▶ **PROBLEM REQUIREMENTS**
From the listing below, count the lines where the string "title" occurs. Give the number, with no other words.

▶ **EXTRACTED DATA**
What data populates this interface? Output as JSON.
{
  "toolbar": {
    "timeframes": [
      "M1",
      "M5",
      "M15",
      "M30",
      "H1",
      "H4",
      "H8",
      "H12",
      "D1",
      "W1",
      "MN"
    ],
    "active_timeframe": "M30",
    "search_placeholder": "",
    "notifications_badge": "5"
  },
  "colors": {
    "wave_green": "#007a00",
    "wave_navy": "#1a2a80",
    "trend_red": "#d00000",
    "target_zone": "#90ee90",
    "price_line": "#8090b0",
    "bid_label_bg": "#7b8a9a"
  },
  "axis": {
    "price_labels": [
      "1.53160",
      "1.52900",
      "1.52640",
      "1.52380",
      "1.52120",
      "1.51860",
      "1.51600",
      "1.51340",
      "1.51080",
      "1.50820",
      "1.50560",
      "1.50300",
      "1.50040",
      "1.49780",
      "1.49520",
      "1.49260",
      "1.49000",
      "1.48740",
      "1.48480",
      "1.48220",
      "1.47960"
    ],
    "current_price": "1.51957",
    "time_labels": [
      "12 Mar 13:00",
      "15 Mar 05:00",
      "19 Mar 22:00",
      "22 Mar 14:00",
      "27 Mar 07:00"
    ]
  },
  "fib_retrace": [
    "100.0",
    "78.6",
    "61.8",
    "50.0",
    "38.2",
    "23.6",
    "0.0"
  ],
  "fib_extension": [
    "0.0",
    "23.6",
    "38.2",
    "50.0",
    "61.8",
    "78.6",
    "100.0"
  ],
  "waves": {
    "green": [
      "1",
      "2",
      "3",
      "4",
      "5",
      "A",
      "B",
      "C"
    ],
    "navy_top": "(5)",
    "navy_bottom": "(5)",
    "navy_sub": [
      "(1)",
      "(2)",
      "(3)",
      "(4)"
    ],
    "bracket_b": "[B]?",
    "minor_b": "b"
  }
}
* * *
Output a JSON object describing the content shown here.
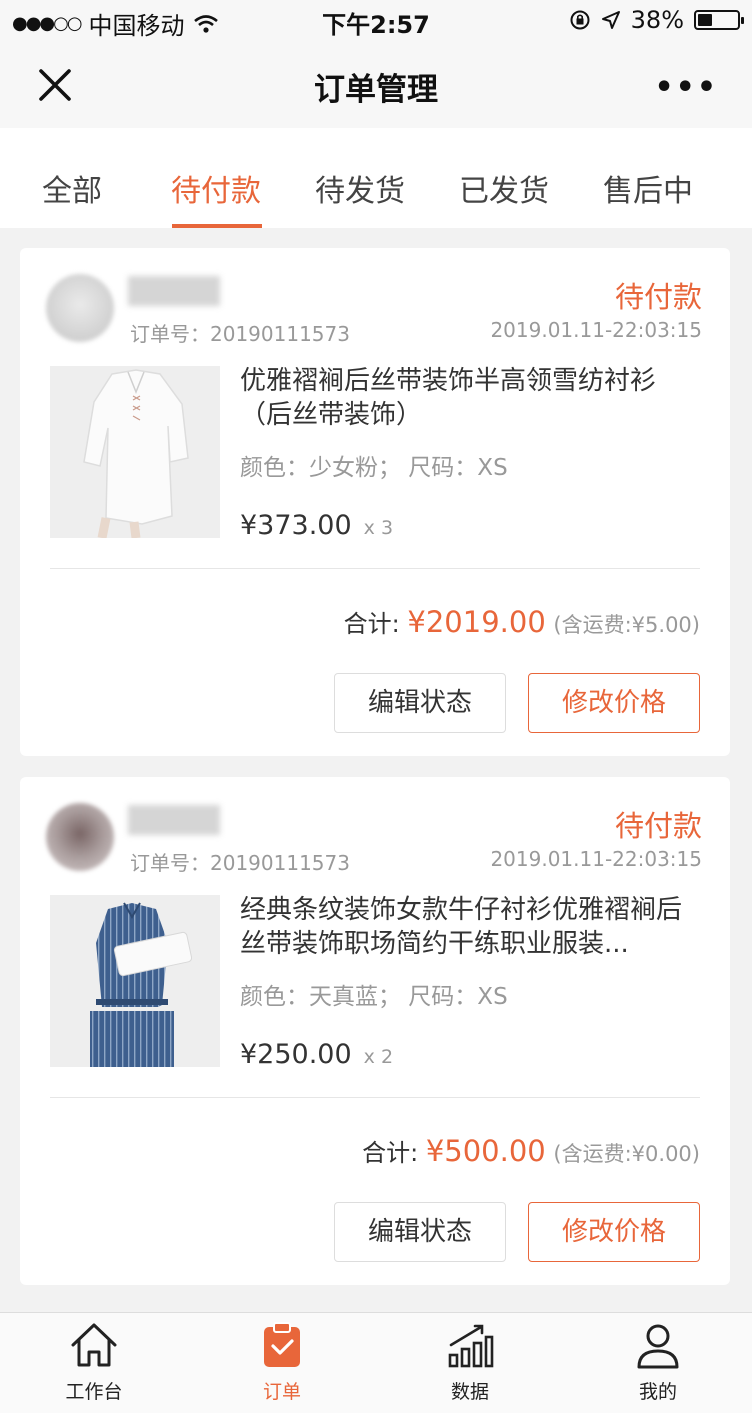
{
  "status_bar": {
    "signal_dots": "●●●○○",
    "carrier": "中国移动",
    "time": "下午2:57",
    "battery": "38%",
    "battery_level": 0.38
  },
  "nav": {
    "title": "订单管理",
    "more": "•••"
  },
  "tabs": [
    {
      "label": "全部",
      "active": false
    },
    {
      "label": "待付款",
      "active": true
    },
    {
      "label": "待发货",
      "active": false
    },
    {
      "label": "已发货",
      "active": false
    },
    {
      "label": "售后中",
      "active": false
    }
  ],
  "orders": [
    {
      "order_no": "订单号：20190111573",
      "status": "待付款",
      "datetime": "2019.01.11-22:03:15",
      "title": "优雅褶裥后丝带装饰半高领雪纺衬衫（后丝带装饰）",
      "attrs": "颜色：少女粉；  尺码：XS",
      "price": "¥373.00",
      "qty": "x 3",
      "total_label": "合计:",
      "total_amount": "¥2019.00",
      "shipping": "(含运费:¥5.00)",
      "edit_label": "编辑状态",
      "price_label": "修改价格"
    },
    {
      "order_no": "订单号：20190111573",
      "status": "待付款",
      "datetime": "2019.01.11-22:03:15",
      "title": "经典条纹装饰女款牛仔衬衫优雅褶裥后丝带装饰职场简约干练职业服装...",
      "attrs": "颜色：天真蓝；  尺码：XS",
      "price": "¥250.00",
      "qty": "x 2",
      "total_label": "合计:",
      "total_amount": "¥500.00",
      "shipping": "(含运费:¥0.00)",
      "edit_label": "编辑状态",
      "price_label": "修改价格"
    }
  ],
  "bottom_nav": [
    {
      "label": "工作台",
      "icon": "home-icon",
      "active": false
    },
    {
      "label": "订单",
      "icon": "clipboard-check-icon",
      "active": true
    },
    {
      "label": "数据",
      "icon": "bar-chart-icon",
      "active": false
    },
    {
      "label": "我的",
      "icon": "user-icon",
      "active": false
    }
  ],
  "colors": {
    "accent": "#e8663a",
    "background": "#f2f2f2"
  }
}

▶ **REPLY TO THE TASK**
3